One of my memories of the UK’s Leveson Inquiry, the hearings of which could be viewed on the web, was of the good lord grumbling that people kept on trying to raise issues which had nothing to do with his remit. The inquiry, it will be recalled, was sparked the excesses particularly of Murdoch group newspapers, and involved horrific intrusions into the lives of ordinary people, and political cronyism. It is unclear why Leveson chose to ignore the plight of one set of ordinary families whose lives were invaded by a particular journalist, and who were in a legal battle to get compensation for children damaged by MMR vaccine, although it transpired that Leveson and his lead attorney, Robert Jay, had both taken part in MMR litigation hearings, the substance of which remain secret. Nor is it clear why he chose to hear the evidence of Fiona Fox, of Science Media Centre, which is funded by MMR vaccine manufacturers and has not been the victim of vile invasive journalism. You might think that that had nothing to do with his remit.
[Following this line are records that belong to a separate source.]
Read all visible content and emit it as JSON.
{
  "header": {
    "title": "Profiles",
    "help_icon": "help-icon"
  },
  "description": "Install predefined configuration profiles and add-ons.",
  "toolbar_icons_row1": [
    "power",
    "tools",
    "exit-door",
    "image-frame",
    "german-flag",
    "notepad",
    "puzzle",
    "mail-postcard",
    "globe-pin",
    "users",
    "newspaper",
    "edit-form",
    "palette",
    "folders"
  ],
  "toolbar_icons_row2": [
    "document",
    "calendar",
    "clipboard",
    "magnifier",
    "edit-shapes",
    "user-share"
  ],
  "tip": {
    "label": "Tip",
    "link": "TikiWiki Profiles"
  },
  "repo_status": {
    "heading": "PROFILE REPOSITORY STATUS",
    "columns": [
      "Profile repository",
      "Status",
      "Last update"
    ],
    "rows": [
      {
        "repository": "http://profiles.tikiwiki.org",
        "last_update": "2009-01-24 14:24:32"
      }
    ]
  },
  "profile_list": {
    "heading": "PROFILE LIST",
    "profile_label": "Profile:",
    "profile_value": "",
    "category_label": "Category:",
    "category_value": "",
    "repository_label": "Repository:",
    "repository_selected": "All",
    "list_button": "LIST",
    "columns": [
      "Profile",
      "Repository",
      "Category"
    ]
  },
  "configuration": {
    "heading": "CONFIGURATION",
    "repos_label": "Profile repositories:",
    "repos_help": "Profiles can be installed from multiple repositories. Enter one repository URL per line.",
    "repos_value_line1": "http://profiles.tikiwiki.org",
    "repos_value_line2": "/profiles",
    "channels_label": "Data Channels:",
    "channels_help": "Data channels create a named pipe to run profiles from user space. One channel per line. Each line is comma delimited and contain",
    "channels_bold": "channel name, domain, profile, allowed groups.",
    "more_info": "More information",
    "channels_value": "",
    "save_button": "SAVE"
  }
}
The events that led up to the hearing, the trashing of ordinary lives, the political cronyism that extended into the Prime Minister’s household, were the ostensible reasons for the inquiry, not the huge vested interest within industry and the state that would be damaged if the trashing of selected ordinary people was not allowed to continue. Before the inquiry did anyone here the cry of misery from GSK, Merck and Sanofi, Dr David Salisbury or the Medicines and Health Products Regulatory Agency (MHRA)? Was this why it was convened? And yet in the person of Fox and Tony Blair’s public relation’s guru, Alistair Campbell, they had their place at the table – God forbid anyone should be allowed to question the safety of their products, and woe-betide anyone who succeeds! Let nothing interfere in such instances with media lynch party. Tally ho!
I am at a loss that Lord Leveson should
have chosen not to hear our concerns, and I hope and pray that he makes no
recommendations about the future reporting of “scientific” issues – perhaps
using the BBC’s fatuous Jones report (institutionalised bullying of the worst
sort) as a precedent (here and here ) – but I have almost given up hope.
John Stone is UK Editor of Age of Autism.